Up until now, these caches were set to share files, and it makes sense from a performance point of view. Instead of having to download files such as fonts for each site, the browser could simply load it from the cache if the file had been downloaded from another site in the past. Sites could use the information to determine if a user visited another site in the past.Starting in Firefox 85, Firefox will partition network resources to eliminate this form of tracking and probing.Google introduced support for partitioning the HTTP cache in Chrome 86 stable to prevent snooping and improve security at the same time.
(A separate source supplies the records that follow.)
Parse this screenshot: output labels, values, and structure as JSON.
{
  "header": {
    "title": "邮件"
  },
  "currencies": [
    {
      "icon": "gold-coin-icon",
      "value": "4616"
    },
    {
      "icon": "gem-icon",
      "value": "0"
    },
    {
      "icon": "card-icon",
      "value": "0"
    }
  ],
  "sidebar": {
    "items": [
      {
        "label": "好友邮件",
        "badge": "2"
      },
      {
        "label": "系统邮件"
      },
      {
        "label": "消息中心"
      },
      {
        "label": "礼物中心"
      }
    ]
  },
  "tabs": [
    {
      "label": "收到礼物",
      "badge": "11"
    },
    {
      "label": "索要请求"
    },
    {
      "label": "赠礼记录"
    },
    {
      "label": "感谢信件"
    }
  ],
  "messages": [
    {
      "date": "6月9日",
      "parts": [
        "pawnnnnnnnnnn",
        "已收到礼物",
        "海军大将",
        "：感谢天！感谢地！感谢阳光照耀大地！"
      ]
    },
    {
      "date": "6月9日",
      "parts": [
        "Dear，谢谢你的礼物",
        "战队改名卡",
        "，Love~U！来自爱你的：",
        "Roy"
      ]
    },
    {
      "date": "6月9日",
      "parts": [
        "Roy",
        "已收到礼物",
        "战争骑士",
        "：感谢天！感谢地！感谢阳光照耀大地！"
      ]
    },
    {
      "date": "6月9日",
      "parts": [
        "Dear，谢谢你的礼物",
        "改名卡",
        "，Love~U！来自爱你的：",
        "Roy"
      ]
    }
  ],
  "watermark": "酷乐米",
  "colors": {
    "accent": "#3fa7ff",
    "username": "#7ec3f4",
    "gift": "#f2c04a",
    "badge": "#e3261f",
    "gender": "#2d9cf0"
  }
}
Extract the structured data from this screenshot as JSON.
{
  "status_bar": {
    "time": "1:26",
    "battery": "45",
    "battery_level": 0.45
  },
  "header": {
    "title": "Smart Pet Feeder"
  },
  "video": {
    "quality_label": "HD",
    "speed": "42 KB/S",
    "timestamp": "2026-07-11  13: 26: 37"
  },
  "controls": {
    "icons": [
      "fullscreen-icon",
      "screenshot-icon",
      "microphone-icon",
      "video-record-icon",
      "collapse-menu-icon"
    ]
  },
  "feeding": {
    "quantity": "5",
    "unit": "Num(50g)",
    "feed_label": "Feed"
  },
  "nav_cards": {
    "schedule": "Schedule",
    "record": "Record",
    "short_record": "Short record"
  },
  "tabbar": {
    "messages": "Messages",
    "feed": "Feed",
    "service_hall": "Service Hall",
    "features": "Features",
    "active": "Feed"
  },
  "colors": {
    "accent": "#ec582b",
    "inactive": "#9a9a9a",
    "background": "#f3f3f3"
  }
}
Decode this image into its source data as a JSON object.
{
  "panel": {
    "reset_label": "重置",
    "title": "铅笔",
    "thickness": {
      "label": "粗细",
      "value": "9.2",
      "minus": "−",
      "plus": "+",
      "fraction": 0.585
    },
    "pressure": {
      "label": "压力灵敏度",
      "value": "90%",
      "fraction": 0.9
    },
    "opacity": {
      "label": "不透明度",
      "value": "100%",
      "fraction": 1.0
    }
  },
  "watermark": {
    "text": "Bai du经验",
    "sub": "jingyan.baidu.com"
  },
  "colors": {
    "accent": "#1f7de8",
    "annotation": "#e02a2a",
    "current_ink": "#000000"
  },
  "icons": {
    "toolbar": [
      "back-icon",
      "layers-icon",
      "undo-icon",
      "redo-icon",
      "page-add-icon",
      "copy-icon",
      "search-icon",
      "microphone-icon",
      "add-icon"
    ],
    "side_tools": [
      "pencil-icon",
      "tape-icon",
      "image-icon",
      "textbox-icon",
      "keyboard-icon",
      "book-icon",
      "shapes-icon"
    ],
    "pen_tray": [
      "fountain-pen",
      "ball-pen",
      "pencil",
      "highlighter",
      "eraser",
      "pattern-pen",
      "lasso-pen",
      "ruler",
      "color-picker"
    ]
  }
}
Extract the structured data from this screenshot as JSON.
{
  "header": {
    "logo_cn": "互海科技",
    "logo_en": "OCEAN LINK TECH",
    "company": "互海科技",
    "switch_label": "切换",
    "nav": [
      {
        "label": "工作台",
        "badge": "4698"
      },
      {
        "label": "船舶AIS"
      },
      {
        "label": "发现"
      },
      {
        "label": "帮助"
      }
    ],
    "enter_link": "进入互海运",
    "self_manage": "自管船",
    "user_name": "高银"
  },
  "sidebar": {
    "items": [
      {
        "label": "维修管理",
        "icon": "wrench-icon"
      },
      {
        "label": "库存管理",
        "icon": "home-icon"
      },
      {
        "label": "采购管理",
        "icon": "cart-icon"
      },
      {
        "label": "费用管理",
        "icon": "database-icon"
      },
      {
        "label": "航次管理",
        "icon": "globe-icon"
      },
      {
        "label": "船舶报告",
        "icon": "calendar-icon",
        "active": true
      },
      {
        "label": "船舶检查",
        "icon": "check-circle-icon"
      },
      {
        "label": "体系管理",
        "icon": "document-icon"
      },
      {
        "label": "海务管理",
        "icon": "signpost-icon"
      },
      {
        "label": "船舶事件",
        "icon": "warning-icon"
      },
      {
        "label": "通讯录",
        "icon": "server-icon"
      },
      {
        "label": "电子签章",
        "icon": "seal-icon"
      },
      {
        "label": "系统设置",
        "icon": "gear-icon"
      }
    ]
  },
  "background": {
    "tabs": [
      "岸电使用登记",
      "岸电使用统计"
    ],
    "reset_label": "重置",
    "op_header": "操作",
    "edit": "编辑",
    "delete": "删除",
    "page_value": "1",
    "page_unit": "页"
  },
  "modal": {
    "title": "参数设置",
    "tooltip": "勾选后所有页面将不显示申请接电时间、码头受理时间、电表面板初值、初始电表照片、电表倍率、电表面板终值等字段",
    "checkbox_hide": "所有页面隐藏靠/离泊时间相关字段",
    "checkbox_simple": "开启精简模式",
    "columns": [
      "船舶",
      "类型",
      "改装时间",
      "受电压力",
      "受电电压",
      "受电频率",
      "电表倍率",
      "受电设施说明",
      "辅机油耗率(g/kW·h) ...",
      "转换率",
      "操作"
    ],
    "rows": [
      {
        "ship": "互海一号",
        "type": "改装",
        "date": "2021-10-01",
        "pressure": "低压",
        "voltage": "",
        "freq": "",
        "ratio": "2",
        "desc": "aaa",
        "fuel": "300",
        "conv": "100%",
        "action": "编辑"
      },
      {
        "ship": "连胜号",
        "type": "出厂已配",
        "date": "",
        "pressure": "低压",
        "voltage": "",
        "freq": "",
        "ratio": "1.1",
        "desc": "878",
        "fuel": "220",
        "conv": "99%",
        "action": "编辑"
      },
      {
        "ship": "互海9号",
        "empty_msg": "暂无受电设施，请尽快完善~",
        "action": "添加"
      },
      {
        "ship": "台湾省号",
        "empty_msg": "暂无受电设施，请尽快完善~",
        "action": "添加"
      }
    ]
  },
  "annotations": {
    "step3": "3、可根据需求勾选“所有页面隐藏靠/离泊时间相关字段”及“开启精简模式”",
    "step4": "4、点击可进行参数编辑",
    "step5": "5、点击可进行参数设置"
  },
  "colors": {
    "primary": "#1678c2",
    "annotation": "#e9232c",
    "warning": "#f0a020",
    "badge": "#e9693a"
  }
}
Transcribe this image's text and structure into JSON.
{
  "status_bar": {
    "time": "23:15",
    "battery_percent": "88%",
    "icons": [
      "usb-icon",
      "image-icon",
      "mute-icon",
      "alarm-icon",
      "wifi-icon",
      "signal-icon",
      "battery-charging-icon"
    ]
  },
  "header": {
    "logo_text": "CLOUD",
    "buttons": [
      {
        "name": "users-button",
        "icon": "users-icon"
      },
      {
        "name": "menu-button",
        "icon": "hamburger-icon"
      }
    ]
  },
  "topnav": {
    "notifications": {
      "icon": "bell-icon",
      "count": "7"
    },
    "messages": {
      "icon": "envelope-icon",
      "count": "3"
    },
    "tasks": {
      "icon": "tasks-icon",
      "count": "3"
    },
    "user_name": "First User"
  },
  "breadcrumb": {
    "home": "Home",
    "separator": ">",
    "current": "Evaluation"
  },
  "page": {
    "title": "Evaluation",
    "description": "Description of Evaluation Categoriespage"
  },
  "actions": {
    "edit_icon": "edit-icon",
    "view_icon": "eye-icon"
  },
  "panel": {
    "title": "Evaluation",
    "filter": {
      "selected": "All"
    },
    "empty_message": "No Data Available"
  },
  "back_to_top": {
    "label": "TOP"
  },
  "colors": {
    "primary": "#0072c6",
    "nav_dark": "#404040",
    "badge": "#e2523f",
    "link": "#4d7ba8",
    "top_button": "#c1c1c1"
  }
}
Performance may be impacted as it is no longer possible to share resources, e.g. the same font. The browser needs to download the file for each top-level domain separately and that takes longer than loading it from cache. The performance impact depends largely on the sites that are visited; if none use the same resources, then no performance hit should be observed when loading sites.Firefox users who are interested in the feature's development can check out the Meta Bug on the Bugzilla website. Firefox 85 is scheduled to be released on January 26, 2021.
Closing WordsNetwork partitioning improves a browser's tracking protection by separating the caches that sites may use when they are accessed in the browser. It is a welcome feature, and it appears to be supported by all modern web browsers that are based on Chromium and Firefox. (via ZDNet)
Firefox 85 will improve privacy with network partitioning feature
Next month's stable release of Firefox 85 will include the anti-tracking feature networking partitioning to improve user privacy on the Internet.
PublisherGhacks Technology News